* **Work to be completed**
Select every line below containing the word "Slash".

Items listed in a dataset
================

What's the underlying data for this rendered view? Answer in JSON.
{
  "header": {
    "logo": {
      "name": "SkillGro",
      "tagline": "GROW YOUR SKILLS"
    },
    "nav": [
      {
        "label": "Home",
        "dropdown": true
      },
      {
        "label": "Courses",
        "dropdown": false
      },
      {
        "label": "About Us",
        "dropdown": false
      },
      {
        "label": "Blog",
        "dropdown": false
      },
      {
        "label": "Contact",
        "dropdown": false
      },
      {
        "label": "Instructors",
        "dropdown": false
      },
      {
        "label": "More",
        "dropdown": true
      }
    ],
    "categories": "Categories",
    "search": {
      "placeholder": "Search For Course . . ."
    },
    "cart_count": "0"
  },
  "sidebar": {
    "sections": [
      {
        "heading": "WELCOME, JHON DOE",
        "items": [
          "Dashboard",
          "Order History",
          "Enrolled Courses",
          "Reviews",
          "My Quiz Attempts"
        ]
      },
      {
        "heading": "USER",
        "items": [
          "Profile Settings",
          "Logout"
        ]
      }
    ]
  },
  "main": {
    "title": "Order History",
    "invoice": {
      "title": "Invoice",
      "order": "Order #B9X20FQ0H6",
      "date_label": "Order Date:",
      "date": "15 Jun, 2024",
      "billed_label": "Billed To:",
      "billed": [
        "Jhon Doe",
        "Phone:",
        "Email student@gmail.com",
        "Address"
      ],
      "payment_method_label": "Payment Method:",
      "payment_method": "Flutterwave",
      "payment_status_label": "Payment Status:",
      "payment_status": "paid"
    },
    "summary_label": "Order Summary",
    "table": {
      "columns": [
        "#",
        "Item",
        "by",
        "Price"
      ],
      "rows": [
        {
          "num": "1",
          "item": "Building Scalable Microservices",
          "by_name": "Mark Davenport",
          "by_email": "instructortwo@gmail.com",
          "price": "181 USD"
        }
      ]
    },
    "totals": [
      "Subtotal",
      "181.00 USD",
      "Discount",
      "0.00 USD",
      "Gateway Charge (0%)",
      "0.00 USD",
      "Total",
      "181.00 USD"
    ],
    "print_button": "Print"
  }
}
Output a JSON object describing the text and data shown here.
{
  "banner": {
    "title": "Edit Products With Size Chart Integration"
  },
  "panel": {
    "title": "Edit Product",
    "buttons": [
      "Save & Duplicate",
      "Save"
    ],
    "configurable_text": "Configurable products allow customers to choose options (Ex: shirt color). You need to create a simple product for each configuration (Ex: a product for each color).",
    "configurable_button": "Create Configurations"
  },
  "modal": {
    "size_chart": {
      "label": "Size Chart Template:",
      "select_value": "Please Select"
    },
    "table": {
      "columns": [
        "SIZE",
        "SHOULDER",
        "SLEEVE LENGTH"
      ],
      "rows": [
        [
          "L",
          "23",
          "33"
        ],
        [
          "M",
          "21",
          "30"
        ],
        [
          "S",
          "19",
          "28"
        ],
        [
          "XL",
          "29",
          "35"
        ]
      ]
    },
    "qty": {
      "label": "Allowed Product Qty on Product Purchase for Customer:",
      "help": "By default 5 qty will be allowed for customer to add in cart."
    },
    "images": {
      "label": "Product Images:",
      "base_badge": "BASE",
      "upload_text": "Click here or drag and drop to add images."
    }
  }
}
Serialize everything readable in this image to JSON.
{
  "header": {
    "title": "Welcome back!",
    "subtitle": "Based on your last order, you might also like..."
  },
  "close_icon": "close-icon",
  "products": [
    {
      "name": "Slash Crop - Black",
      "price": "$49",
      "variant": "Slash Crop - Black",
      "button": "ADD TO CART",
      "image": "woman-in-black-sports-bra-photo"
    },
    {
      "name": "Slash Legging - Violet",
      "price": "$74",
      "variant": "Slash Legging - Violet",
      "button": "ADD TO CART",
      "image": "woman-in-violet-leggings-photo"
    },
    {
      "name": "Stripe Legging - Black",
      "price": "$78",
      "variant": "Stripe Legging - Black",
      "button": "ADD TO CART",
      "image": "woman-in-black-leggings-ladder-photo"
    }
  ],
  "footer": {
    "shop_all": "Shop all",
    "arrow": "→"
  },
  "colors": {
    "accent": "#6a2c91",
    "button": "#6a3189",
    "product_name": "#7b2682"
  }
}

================

* **Answer space**
      "name": "Slash Crop - Black",
      "variant": "Slash Crop - Black",
      "name": "Slash Legging - Violet",
      "variant": "Slash Legging - Violet",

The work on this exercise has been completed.